“Our results show that electromagnetic fields obviously enhance the growth of tumors. The assumption that they can cause cancer has not been proven so far,” Prof. Lerchl emphasizes, who has published a large number of studies on the topic. Additional research is necessary to clarify the reasons for the latest results findings.
“We can clearly demonstrate the effects. Now new studies must aim at explaining the underlying mechanisms”, Prof. Lerchl concludes.
For questions, please contact:
Prof. Dr. Alexander Lerchl | Professor of Biology
Tel.: +49 421 200 3241 | email@example.com
http://www.sciencedirect.com/science/article/pii/S0006291X15003988 - new study by Prof. Dr. Alexander Lerchl from Jacobs University Bremen, Germany
Kristina Logemann | idw - Informationsdienst Wissenschaft
Closing the carbon loop
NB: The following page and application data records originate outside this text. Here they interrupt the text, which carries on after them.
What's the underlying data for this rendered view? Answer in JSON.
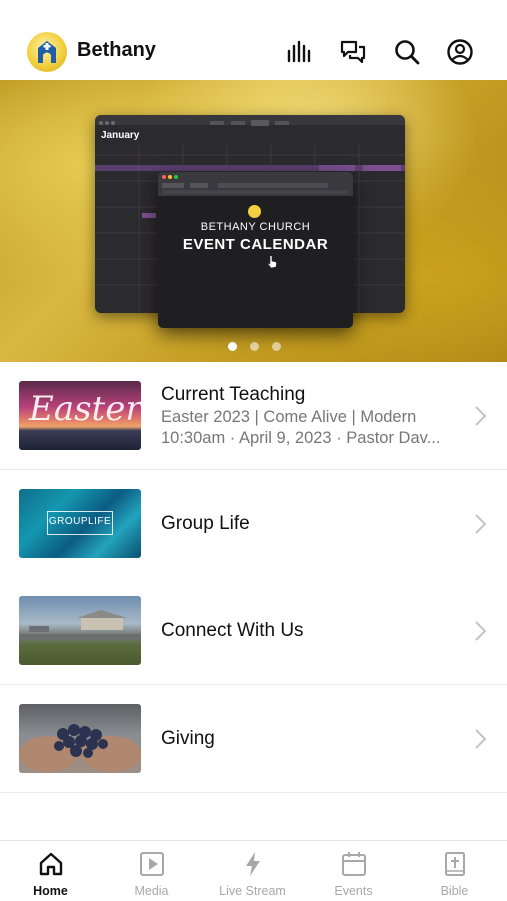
{
  "app": {
    "name": "Bethany"
  },
  "header": {
    "icons": [
      "podcast-icon",
      "chat-icon",
      "search-icon",
      "account-icon"
    ]
  },
  "hero": {
    "calendar_month": "January",
    "slide_title_line1": "BETHANY CHURCH",
    "slide_title_line2": "EVENT CALENDAR",
    "slides_count": 3,
    "active_slide": 1
  },
  "list": [
    {
      "title": "Current Teaching",
      "subtitle1": "Easter 2023 | Come Alive | Modern",
      "subtitle2": "10:30am · April 9, 2023 · Pastor Dav...",
      "thumb_text": "Easter"
    },
    {
      "title": "Group Life",
      "thumb_text": "GROUPLIFE"
    },
    {
      "title": "Connect With Us"
    },
    {
      "title": "Giving"
    }
  ],
  "tabs": [
    {
      "label": "Home",
      "icon": "home-icon",
      "active": true
    },
    {
      "label": "Media",
      "icon": "media-icon",
      "active": false
    },
    {
      "label": "Live Stream",
      "icon": "lightning-icon",
      "active": false
    },
    {
      "label": "Events",
      "icon": "calendar-icon",
      "active": false
    },
    {
      "label": "Bible",
      "icon": "bible-icon",
      "active": false
    }
  ],
  "colors": {
    "accent": "#f2cf3c",
    "inactive_tab": "#a8a8a8",
    "active_tab": "#111111"
  }
}
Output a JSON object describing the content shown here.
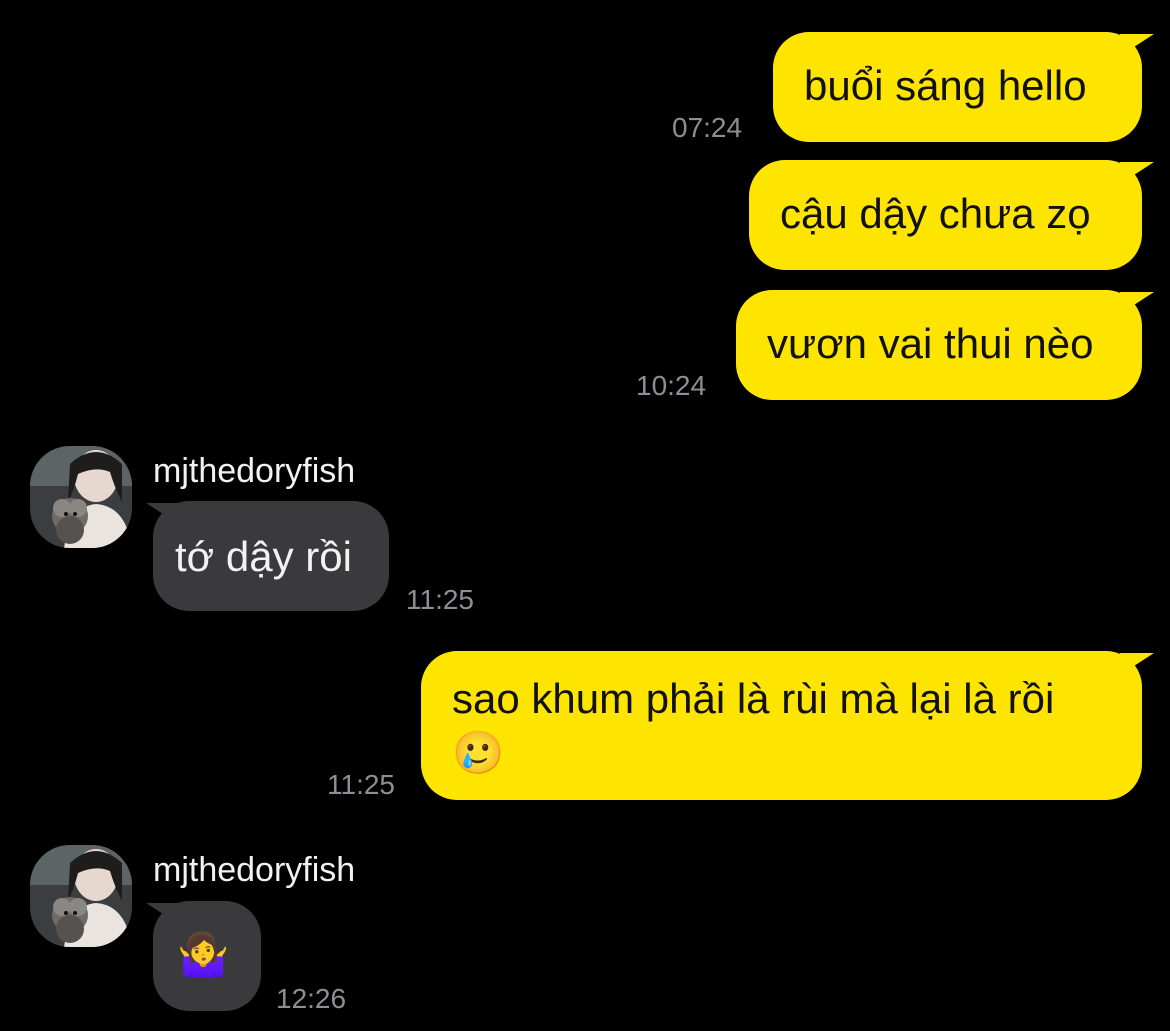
{
  "messages": [
    {
      "direction": "out",
      "text": "buổi sáng hello",
      "time": "07:24"
    },
    {
      "direction": "out",
      "text": "cậu dậy chưa zọ",
      "time": ""
    },
    {
      "direction": "out",
      "text": "vươn vai thui nèo",
      "time": "10:24"
    },
    {
      "direction": "in",
      "sender": "mjthedoryfish",
      "text": "tớ dậy rồi",
      "time": "11:25"
    },
    {
      "direction": "out",
      "text_line1": "sao khum phải là rùi mà lại là rồi",
      "text_line2": "🥲",
      "time": "11:25"
    },
    {
      "direction": "in",
      "sender": "mjthedoryfish",
      "text": "🤷‍♀️",
      "time": "12:26"
    }
  ],
  "colors": {
    "outgoing_bubble": "#FEE500",
    "incoming_bubble": "#3a3a3c",
    "background": "#000000",
    "timestamp": "#8e8e93"
  },
  "icons": {
    "avatar": "profile-photo-avatar"
  }
}
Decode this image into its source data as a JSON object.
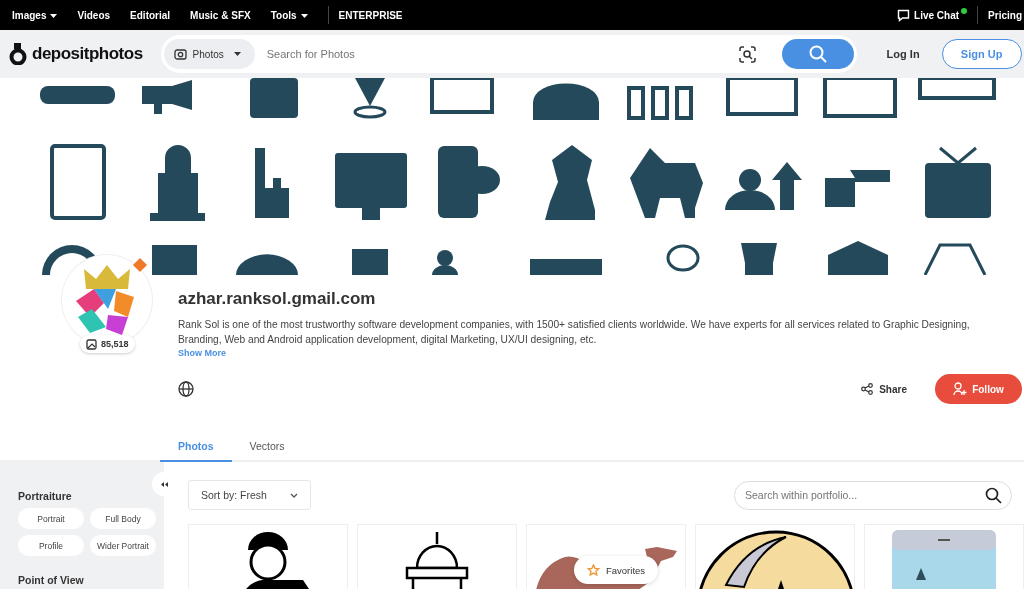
{
  "top_nav": {
    "items": [
      {
        "label": "Images",
        "dropdown": true
      },
      {
        "label": "Videos",
        "dropdown": false
      },
      {
        "label": "Editorial",
        "dropdown": false
      },
      {
        "label": "Music & SFX",
        "dropdown": false
      },
      {
        "label": "Tools",
        "dropdown": true
      }
    ],
    "enterprise": "ENTERPRISE",
    "live_chat": {
      "label": "Live Chat",
      "online": true
    },
    "pricing": "Pricing"
  },
  "header": {
    "logo": "depositphotos",
    "search": {
      "category": "Photos",
      "placeholder": "Search for Photos"
    },
    "login": "Log In",
    "signup": "Sign Up"
  },
  "profile": {
    "name": "azhar.ranksol.gmail.com",
    "files_count": "85,518",
    "premium": true,
    "description": "Rank Sol is one of the most trustworthy software development companies, with 1500+ satisfied clients worldwide. We have experts for all services related to Graphic Designing, Branding, Web and Android application development, digital Marketing, UX/UI designing, etc.",
    "show_more": "Show More",
    "share": "Share",
    "follow": "Follow"
  },
  "tabs": [
    {
      "label": "Photos",
      "selected": true
    },
    {
      "label": "Vectors",
      "selected": false
    }
  ],
  "sidebar": {
    "sections": [
      {
        "title": "Portraiture",
        "chips": [
          "Portrait",
          "Full Body",
          "Profile",
          "Wider Portrait"
        ]
      },
      {
        "title": "Point of View"
      }
    ]
  },
  "sort": {
    "label": "Sort by:",
    "value": "Fresh"
  },
  "portfolio_search": {
    "placeholder": "Search within portfolio..."
  },
  "thumbnails": [
    {
      "kind": "person"
    },
    {
      "kind": "dome"
    },
    {
      "kind": "camel"
    },
    {
      "kind": "moon"
    },
    {
      "kind": "phone"
    }
  ],
  "favorites": "Favorites"
}
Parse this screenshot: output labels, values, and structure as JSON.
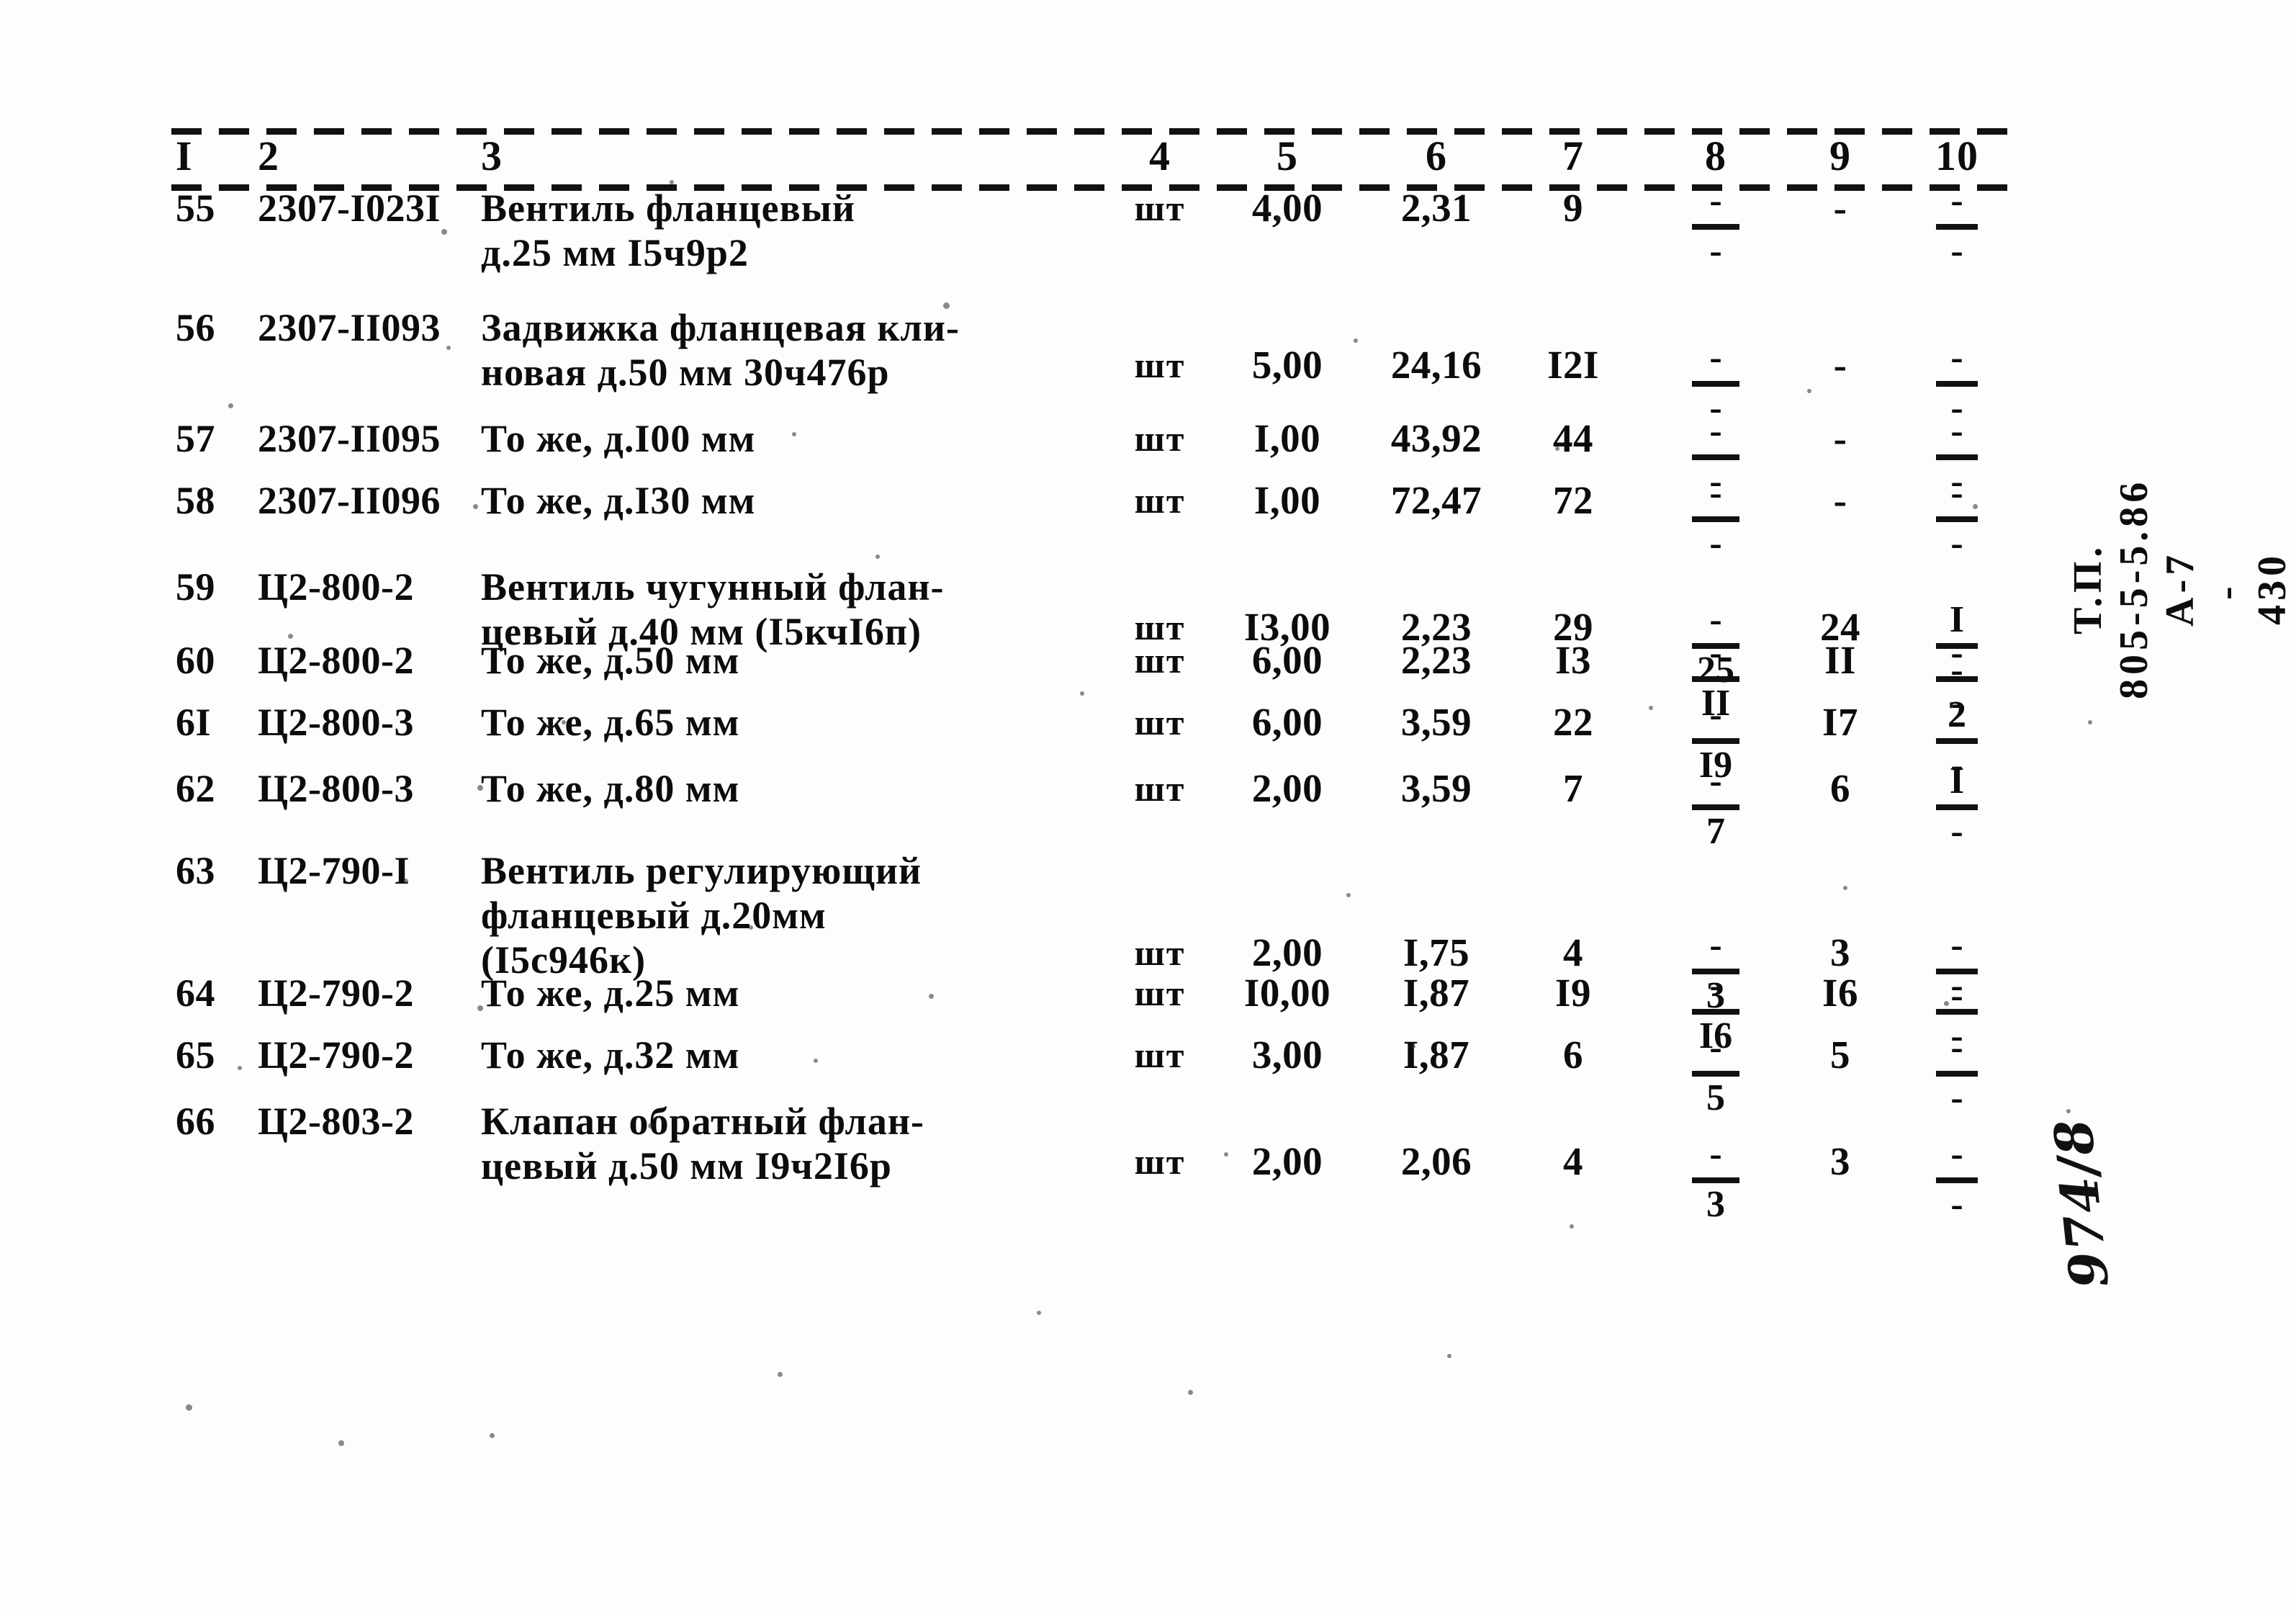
{
  "document": {
    "kind": "scanned-specification-table",
    "side_stamp": [
      "Т.П.",
      "805-5-5.86",
      "А-7",
      "-",
      "430",
      "-"
    ],
    "archive_mark": "974/8"
  },
  "table": {
    "column_headers": [
      "I",
      "2",
      "3",
      "4",
      "5",
      "6",
      "7",
      "8",
      "9",
      "10"
    ],
    "rows": [
      {
        "no": "55",
        "code": "2307-I023I",
        "description": "Вентиль фланцевый\nд.25 мм I5ч9р2",
        "unit": "шт",
        "qty": "4,00",
        "price": "2,31",
        "sum": "9",
        "col8": {
          "numerator": "-",
          "denominator": "-"
        },
        "col9": "-",
        "col10": {
          "numerator": "-",
          "denominator": "-"
        }
      },
      {
        "no": "56",
        "code": "2307-II093",
        "description": "Задвижка фланцевая кли-\nновая д.50 мм 30ч476р",
        "unit": "шт",
        "qty": "5,00",
        "price": "24,16",
        "sum": "I2I",
        "col8": {
          "numerator": "-",
          "denominator": "-"
        },
        "col9": "-",
        "col10": {
          "numerator": "-",
          "denominator": "-"
        }
      },
      {
        "no": "57",
        "code": "2307-II095",
        "description": "То же, д.I00 мм",
        "unit": "шт",
        "qty": "I,00",
        "price": "43,92",
        "sum": "44",
        "col8": {
          "numerator": "-",
          "denominator": "-"
        },
        "col9": "-",
        "col10": {
          "numerator": "-",
          "denominator": "-"
        }
      },
      {
        "no": "58",
        "code": "2307-II096",
        "description": "То же, д.I30 мм",
        "unit": "шт",
        "qty": "I,00",
        "price": "72,47",
        "sum": "72",
        "col8": {
          "numerator": "-",
          "denominator": "-"
        },
        "col9": "-",
        "col10": {
          "numerator": "-",
          "denominator": "-"
        }
      },
      {
        "no": "59",
        "code": "Ц2-800-2",
        "description": "Вентиль чугунный флан-\nцевый д.40 мм (I5кчI6п)",
        "unit": "шт",
        "qty": "I3,00",
        "price": "2,23",
        "sum": "29",
        "col8": {
          "numerator": "-",
          "denominator": "25"
        },
        "col9": "24",
        "col10": {
          "numerator": "I",
          "denominator": "-"
        }
      },
      {
        "no": "60",
        "code": "Ц2-800-2",
        "description": "То же, д.50 мм",
        "unit": "шт",
        "qty": "6,00",
        "price": "2,23",
        "sum": "I3",
        "col8": {
          "numerator": "-",
          "denominator": "II"
        },
        "col9": "II",
        "col10": {
          "numerator": "-",
          "denominator": "-"
        }
      },
      {
        "no": "6I",
        "code": "Ц2-800-3",
        "description": "То же, д.65 мм",
        "unit": "шт",
        "qty": "6,00",
        "price": "3,59",
        "sum": "22",
        "col8": {
          "numerator": "-",
          "denominator": "I9"
        },
        "col9": "I7",
        "col10": {
          "numerator": "2",
          "denominator": "-"
        }
      },
      {
        "no": "62",
        "code": "Ц2-800-3",
        "description": "То же, д.80 мм",
        "unit": "шт",
        "qty": "2,00",
        "price": "3,59",
        "sum": "7",
        "col8": {
          "numerator": "-",
          "denominator": "7"
        },
        "col9": "6",
        "col10": {
          "numerator": "I",
          "denominator": "-"
        }
      },
      {
        "no": "63",
        "code": "Ц2-790-I",
        "description": "Вентиль регулирующий\nфланцевый д.20мм\n(I5с946к)",
        "unit": "шт",
        "qty": "2,00",
        "price": "I,75",
        "sum": "4",
        "col8": {
          "numerator": "-",
          "denominator": "3"
        },
        "col9": "3",
        "col10": {
          "numerator": "-",
          "denominator": "-"
        }
      },
      {
        "no": "64",
        "code": "Ц2-790-2",
        "description": "То же, д.25 мм",
        "unit": "шт",
        "qty": "I0,00",
        "price": "I,87",
        "sum": "I9",
        "col8": {
          "numerator": "-",
          "denominator": "I6"
        },
        "col9": "I6",
        "col10": {
          "numerator": "-",
          "denominator": "-"
        }
      },
      {
        "no": "65",
        "code": "Ц2-790-2",
        "description": "То же, д.32 мм",
        "unit": "шт",
        "qty": "3,00",
        "price": "I,87",
        "sum": "6",
        "col8": {
          "numerator": "-",
          "denominator": "5"
        },
        "col9": "5",
        "col10": {
          "numerator": "-",
          "denominator": "-"
        }
      },
      {
        "no": "66",
        "code": "Ц2-803-2",
        "description": "Клапан обратный флан-\nцевый д.50 мм I9ч2I6р",
        "unit": "шт",
        "qty": "2,00",
        "price": "2,06",
        "sum": "4",
        "col8": {
          "numerator": "-",
          "denominator": "3"
        },
        "col9": "3",
        "col10": {
          "numerator": "-",
          "denominator": "-"
        }
      }
    ]
  }
}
08.12.2016 | University of Pittsburgh
Newly discovered bacteria-binding protein in the intestine
08.12.2016 | University of Gothenburg
In recent years, lasers with ultrashort pulses (USP) down to the femtosecond range have become established on an industrial scale. They could advance some applications with the much-lauded “cold ablation” – if that meant they would then achieve more throughput. A new generation of process engineering that will address this issue in particular will be discussed at the “4th UKP Workshop – Ultrafast Laser Technology” in April 2017.
Even back in the 1990s, scientists were comparing materials processing with nanosecond, picosecond and femtosesecond pulses. The result was surprising:...
Have you ever wondered how you see the world? Vision is about photons of light, which are packets of energy, interacting with the atoms or molecules in what...
A multi-institutional research collaboration has created a novel approach for fabricating three-dimensional micro-optics through the shape-defined formation of porous silicon (PSi), with broad impacts in integrated optoelectronics, imaging, and photovoltaics.
Working with colleagues at Stanford and The Dow Chemical Company, researchers at the University of Illinois at Urbana-Champaign fabricated 3-D birefringent...
In experiments with magnetic atoms conducted at extremely low temperatures, scientists have demonstrated a unique phase of matter: The atoms form a new type of quantum liquid or quantum droplet state. These so called quantum droplets may preserve their form in absence of external confinement because of quantum effects. The joint team of experimental physicists from Innsbruck and theoretical physicists from Hannover report on their findings in the journal Physical Review X.
“Our Quantum droplets are in the gas phase but they still drop like a rock,” explains experimental physicist Francesca Ferlaino when talking about the...
The Max Planck Institute for Physics (MPP) is opening up a new research field. A workshop from November 21 - 22, 2016 will mark the start of activities for an innovative axion experiment. Axions are still only purely hypothetical particles. Their detection could solve two fundamental problems in particle physics: What dark matter consists of and why it has not yet been possible to directly observe a CP violation for the strong interaction.
The “MADMAX” project is the MPP’s commitment to axion research. Axions are so far only a theoretical prediction and are difficult to detect: on the one hand,...
16.11.2016 | Event News
01.11.2016 | Event News
14.10.2016 | Event News
08.12.2016 | Life Sciences
08.12.2016 | Physics and Astronomy
08.12.2016 | Materials Sciences